TASK GOAL: Show each line of the entries below in which the word "Calcolare" appears.

⁂

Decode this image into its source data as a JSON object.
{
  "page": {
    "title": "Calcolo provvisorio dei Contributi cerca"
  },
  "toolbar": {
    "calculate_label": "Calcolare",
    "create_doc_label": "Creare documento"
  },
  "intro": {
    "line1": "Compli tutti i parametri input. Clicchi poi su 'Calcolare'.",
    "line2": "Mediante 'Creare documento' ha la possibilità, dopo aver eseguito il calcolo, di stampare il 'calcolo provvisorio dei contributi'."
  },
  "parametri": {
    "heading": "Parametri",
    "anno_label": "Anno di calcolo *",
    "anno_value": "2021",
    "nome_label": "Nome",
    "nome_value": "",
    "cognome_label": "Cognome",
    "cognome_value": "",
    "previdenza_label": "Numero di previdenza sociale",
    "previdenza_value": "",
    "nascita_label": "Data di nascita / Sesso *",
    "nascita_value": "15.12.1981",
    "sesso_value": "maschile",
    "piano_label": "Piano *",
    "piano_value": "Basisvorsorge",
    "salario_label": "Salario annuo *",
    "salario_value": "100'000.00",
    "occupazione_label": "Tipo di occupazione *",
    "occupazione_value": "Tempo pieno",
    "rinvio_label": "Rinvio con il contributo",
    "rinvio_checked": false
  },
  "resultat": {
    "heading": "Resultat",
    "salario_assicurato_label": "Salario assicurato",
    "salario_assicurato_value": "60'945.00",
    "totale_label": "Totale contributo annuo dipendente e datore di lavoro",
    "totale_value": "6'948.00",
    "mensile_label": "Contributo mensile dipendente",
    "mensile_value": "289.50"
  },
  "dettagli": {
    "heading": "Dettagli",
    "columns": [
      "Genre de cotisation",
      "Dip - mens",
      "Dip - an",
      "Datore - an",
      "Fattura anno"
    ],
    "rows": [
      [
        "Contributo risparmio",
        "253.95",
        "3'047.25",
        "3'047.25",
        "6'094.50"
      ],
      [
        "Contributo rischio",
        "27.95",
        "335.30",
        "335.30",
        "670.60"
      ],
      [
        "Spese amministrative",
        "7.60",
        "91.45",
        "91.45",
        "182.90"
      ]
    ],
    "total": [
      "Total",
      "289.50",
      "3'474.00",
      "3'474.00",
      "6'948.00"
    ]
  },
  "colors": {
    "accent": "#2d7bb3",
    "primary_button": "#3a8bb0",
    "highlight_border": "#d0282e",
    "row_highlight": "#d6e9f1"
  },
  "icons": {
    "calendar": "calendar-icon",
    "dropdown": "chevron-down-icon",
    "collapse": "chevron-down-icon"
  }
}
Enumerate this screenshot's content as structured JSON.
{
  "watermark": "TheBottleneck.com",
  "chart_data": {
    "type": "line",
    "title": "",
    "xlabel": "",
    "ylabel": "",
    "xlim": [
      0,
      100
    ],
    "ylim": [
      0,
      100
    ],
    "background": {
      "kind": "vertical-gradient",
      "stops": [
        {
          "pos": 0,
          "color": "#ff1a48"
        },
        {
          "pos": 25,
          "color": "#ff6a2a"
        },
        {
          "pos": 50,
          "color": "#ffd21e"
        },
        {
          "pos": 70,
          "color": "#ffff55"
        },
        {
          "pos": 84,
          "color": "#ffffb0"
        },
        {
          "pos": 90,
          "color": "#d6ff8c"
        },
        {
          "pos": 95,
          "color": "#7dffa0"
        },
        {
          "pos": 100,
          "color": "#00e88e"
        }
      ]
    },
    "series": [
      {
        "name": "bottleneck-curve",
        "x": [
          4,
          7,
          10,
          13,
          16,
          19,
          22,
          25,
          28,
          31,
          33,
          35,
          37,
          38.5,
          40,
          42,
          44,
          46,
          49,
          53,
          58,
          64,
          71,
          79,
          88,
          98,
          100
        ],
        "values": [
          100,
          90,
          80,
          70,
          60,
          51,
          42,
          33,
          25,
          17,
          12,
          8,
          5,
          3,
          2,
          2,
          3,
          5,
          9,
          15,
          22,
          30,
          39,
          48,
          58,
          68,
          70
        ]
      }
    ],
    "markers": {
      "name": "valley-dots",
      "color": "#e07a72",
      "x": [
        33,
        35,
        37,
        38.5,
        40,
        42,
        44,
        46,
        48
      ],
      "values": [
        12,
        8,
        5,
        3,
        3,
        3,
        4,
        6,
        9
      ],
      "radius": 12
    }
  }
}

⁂

REPLY TO THE TASK:
    "calculate_label": "Calcolare",
    "line1": "Compli tutti i parametri input. Clicchi poi su 'Calcolare'.",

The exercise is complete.